Similarly, the Ontario Insurance Act contains a provision restricting subrogation rights. This was considered by the Ontario Court of Appeal decision in Kingsway General Insurance Co. v. Canada Life Assurance Co., 2001 CarswellOnt 2790 (C.A.). In Kingsway, a motor vehicle collision occurred in Florida. The injured party was insured by Canada Life Assurance Company, which then wanted to assert a subrogation claim against Kingsway, the insurer for the driver responsible for the accident. The Canada Life policy was issued in Ontario and contained two relevant clauses. First, the policy contained a contractual right of subrogation. Second, the policy contained a clause indicating that any terms in conflict with a statute of the province where the policy was issued would be amended to conform to the statute.

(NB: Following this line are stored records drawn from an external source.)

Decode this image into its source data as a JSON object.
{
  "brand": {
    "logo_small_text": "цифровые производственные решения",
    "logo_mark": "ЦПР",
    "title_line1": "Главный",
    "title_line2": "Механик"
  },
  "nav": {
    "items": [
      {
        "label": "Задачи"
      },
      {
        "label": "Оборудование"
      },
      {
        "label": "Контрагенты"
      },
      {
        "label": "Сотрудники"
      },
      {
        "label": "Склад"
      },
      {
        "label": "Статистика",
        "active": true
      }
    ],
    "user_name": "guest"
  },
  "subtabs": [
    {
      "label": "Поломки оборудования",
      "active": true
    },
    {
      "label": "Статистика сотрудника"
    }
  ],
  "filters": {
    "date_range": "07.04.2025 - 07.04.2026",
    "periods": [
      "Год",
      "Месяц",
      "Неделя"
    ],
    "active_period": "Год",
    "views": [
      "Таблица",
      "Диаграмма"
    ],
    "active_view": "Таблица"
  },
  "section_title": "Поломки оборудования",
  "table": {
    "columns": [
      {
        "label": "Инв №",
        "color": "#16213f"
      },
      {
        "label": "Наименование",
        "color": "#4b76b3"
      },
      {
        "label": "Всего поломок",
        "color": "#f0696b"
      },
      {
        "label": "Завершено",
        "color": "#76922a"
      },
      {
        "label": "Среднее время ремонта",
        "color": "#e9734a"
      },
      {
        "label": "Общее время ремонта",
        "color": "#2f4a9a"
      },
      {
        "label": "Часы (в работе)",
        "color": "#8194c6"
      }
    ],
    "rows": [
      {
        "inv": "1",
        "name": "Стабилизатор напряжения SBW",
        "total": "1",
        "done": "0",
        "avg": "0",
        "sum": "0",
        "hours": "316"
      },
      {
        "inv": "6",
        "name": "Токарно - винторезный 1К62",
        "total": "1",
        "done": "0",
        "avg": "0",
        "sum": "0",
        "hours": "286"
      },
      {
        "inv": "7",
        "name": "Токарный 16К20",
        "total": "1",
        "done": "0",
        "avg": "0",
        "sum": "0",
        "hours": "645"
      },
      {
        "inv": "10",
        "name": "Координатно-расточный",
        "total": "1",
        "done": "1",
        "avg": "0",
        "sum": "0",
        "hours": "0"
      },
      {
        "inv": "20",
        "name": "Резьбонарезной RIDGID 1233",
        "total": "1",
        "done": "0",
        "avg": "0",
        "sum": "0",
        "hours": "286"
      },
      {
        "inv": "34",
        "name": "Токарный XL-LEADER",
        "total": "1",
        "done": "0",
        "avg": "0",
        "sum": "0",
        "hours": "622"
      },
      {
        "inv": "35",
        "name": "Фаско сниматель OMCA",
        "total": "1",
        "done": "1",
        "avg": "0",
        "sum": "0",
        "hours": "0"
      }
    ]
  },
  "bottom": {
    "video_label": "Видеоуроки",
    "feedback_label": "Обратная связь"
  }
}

In this case, opinion from the Florida lawyer indicated Florida would apply the law of Ontario with respect to any contractual claims under the policy of insurance. As such, a question arose as to whether the Ontario law precluded a right of subrogation even though the contract itself allowed for the right. At trial, the Court determined the right of subrogation is a matter of contractual interpretation. Second, the Court found that there is “no basis” for a right of subrogation by reason of section 267.8(17) of the Insurance Act.

On appeal, two issues were raised. First, Canada Life agreed the law of the place where the accident occurred was applicable (i.e. Florida). Second, Canada Life maintained the trial judge should not have allowed Kingsway to benefit from the limits on contractual interpretation because Kingsway was not a party to the contract.

The Court of Appeal found the issue was one of contractual interpretation and such interpretation was to be made in accordance with the law of the contract (i.e. Ontario). On the second matter, the Court of Appeal found that although Kingsway was not a party to the contract of insurance, it was able to benefit from the limits on subrogation.

Conclusion

Kingsway confirms that if the law governing a contract is a jurisdiction different than the place where the tort occurred, the law of the contract will apply. That is, the law governing the tort claim is separate from the law governing the interpretation of the contract under which insurance is being paid. This is also true if an insurer is asserting a common law subrogation right because equitable subrogation derives from the contract of insurance (as a contract of indemnity) and therefore, “the determination of whether subrogation rights arise still depends on the interpretation of the contract itself” (Kerr v. Kerr, 2009 NSSC 27).

In third party automobile accident cases, it is important to remember that an LTD insurer’s subrogation right (if any) will be governed by the law of the contract and not the lex loci delicti. If the insurer’s subrogation rights are limited by the law governing the contract, any benefits paid by the insurer to the plaintiff may be deductible from the plaintiff’s claim for damages.

Tiffany Cheverie is a lawyer at Burchells LLP in Halifax, Nova Scotia, acting for insurers in personal injury, property, LTD and other insurance coverage claims. She is a member of Canadian Defence Lawyers (CDL) and Nova Scotia Insurance Women’s Association (NSIWA).